Most social animal species organise themselves into dominance hierarchies. The Alpha Chimp gets the most respect, the king of the seals gets a harem, the top dog is leader of the pack and even chickens spontaneously order themselves into a pecking order.
Human beings, of course, are more complicated than chickens and our social structures are more convoluted and tied in knots than even those of dolphins and chimps. Human beings don’t have a simple pecking order, we have a multi-dimensional system of different interconnected hierarchies. The boss at work may not be the boss of his own family, the father-figure of a family may be the butt of the jokes in his English class, the towering matriarch can still be bottom of the list at her bridge club. Not only does every individual carry their own subjective hierarchy, but we each carry multiple hierarchies for different contexts, different topics, different scenes.
Now when a group of monkeys are first thrown together, they do not need to fight it out in every combination possible to each know the ranks of themselves and others within the dominance hierarchy. Monkey A doesn’t have to fight each of Monkeys B through Z in order to figure out his position. He can assume that the dominance is more or less transative, that if some monkey who beat him in a fight loses to another monkey then that money would probably beat him in a fight too.

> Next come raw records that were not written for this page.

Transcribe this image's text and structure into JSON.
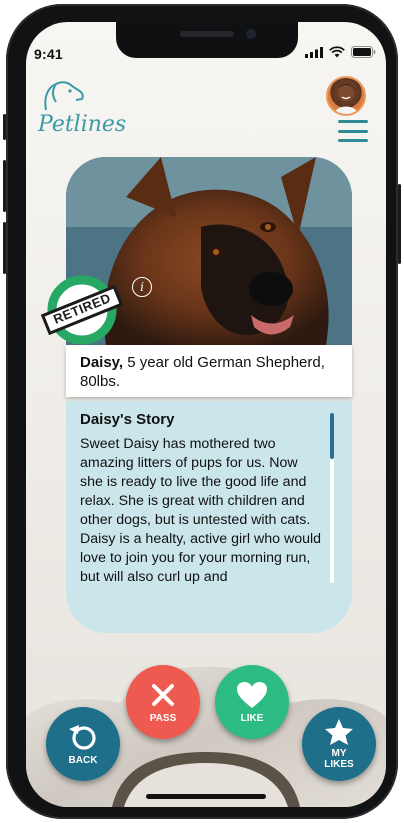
{
  "status": {
    "time": "9:41"
  },
  "app": {
    "logo": "Petlines"
  },
  "profile": {
    "avatar": "user-avatar"
  },
  "dog": {
    "name": "Daisy,",
    "details": "5 year old German Shepherd, 80lbs.",
    "badge": "RETIRED",
    "info_icon": "i"
  },
  "story": {
    "title": "Daisy's Story",
    "body": "Sweet Daisy has mothered two amazing litters of pups for us. Now she is ready to live the good life and relax. She is great with children and other dogs, but is untested with cats. Daisy is a healty, active girl who would love to join you for your morning run, but will also curl up and"
  },
  "actions": {
    "back": "BACK",
    "pass": "PASS",
    "like": "LIKE",
    "my_likes_1": "MY",
    "my_likes_2": "LIKES"
  },
  "colors": {
    "accent": "#3a9aa5",
    "back": "#1f6f8b",
    "pass": "#ee5a4f",
    "like": "#2dbb84",
    "story_bg": "#cbe6eb",
    "badge": "#27a865"
  }
}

More than this, as each individual in the group begins to figure out their own position it effects their behaviour. Displays and signalling can avoid the need for a test-fight between individuals if one has already worked out he’s high and the other low.

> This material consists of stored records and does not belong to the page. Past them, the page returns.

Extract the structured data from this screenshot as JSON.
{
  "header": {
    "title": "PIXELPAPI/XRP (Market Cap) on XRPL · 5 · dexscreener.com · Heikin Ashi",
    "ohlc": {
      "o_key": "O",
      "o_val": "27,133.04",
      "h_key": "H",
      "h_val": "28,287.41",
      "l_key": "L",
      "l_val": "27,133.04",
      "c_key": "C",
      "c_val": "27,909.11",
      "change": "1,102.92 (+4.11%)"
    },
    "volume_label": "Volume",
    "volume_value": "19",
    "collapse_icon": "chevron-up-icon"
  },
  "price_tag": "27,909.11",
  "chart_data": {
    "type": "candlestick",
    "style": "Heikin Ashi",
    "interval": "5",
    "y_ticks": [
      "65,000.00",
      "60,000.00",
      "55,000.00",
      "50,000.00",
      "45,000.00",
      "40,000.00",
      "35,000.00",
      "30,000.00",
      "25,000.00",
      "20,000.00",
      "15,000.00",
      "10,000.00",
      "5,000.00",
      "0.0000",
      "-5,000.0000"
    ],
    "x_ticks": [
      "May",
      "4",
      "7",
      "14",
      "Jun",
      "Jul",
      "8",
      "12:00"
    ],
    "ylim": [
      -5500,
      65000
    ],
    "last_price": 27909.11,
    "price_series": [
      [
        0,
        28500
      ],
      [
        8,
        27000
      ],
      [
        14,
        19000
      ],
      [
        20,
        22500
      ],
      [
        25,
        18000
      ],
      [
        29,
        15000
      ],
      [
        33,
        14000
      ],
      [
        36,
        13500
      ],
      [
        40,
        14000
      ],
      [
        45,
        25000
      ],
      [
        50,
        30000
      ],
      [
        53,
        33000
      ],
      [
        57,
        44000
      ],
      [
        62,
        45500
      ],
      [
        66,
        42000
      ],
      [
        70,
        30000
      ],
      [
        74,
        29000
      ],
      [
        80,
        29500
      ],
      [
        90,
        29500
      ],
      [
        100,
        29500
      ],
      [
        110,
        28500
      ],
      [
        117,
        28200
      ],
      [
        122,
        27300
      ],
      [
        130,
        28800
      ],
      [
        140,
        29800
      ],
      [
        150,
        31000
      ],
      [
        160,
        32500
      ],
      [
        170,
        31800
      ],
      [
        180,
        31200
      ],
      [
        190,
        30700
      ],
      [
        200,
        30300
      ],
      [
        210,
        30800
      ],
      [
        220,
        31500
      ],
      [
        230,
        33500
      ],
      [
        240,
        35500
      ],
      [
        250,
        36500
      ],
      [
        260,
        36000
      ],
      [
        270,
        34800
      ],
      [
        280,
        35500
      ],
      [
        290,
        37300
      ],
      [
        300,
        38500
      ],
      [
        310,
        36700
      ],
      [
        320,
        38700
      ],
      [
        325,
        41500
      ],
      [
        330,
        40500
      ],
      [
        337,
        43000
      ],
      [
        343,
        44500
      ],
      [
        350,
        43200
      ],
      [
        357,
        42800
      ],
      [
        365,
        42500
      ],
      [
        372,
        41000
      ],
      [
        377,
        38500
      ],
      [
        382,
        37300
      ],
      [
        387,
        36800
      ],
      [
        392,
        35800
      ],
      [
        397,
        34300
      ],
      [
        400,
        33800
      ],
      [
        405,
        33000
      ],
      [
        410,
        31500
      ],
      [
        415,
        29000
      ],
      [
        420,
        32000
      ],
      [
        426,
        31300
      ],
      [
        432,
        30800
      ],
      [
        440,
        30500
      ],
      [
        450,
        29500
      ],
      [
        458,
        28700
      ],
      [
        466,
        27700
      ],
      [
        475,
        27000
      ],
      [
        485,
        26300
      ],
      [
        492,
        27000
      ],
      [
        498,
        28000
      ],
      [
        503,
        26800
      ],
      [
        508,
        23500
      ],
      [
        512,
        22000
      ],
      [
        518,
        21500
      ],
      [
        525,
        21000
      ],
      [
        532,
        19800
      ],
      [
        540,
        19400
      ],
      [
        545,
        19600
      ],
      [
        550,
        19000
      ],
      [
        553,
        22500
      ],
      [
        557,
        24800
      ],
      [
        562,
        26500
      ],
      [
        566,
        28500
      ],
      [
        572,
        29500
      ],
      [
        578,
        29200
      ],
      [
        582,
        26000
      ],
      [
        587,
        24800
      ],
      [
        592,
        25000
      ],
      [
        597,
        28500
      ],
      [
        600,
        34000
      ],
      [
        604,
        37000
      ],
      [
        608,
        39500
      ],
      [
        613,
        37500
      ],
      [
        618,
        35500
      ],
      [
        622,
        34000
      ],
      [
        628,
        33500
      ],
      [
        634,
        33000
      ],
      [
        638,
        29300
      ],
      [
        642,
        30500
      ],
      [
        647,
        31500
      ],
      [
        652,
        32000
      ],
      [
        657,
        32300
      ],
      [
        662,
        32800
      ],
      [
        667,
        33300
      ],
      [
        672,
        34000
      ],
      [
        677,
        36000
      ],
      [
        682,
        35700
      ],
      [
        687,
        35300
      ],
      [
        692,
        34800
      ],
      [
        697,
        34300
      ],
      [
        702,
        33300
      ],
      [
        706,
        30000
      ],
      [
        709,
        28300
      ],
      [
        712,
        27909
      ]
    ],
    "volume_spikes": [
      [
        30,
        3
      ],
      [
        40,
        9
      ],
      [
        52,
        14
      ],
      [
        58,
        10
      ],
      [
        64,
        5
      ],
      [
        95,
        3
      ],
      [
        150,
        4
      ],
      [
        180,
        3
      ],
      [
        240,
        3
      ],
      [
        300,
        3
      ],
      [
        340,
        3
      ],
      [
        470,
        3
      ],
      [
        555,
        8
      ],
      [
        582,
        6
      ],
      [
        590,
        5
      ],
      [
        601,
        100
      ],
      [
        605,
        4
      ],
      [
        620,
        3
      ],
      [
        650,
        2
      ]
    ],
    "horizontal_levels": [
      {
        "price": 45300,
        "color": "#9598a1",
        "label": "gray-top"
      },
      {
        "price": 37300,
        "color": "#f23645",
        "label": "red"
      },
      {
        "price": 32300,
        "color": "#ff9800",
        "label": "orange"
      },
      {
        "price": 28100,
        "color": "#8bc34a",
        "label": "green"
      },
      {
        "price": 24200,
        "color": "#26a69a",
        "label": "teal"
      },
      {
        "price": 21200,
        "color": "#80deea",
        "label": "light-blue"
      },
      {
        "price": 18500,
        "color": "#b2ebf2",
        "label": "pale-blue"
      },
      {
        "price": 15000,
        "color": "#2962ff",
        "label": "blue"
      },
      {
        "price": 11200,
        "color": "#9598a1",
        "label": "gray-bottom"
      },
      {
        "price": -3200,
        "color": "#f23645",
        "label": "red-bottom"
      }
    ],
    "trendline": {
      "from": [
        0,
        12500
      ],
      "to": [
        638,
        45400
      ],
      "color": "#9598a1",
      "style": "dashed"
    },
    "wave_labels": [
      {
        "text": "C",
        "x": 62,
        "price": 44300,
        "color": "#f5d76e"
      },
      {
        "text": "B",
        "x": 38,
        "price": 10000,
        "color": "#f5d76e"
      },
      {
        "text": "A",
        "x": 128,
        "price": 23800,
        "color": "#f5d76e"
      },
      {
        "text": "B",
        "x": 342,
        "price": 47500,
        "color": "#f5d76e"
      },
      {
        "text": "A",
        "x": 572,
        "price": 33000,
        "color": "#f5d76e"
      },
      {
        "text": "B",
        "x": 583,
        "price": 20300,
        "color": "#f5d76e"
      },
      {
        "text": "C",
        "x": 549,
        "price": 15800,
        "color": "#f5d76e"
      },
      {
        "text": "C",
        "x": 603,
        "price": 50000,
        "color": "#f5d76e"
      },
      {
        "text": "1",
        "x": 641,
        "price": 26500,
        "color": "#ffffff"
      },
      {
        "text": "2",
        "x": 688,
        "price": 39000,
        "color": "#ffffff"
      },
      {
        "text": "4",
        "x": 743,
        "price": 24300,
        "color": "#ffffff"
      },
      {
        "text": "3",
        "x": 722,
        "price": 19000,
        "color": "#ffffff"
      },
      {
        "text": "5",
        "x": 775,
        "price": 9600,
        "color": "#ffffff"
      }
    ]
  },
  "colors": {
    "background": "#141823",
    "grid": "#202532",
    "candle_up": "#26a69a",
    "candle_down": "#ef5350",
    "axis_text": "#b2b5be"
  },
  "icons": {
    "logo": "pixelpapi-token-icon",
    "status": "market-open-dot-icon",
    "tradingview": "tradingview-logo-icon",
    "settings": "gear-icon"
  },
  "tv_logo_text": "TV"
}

A well trained zoologist can tell just by looking as two animals interact which of them is higher in the social hierarchy than the other. No doubt the animals can tell even more easily. Not just primates, not just mammals, every animal down to a fish can interpret the range of signals they see and combine the information to get a good idea of their relative positions in the social hierarchy in just a few moments.
Of course, the fish likely aren’t conscious of it in the way that the zoologist is. But then, people do the same thing, and they mostly aren’t conscious of it either. People can tell who’s important by who acts important but they’re not in general conscious of what behaviours they’re interpreting to come to that conclusion in the way a trained zoologist is when examining fish. They just get a sense of importance from this person. A feeling that they should defer or overrule.
All the tells we have discussed, people’s posture, clothing, manner, the way they hold eye contact and the firmness of their grip are the signals that we use to gain that sense off importance. These signals are produced and perceived almost entirely subconsciously. Reading that behaviour, knowing where someone believes themselves to be from their unconscious signalling, is the Social Perception skill of Hierarchy Determination. Becoming more conscious of these signals, and how you subconsciously interpret them, will improve your skill and thus make your ability to spot false signals (like when an actor puts on a white coat to sell you washing powder), the utility of which is obvious.
Improving Social Hierarchy Determination
As you listen to this month’s guided meditation file pick a situation in which you judged someone’s status, decided they were more or less important than either you or someone else. Try to pay particular attention to how you decided, what lead your subconscious to make you feel that way.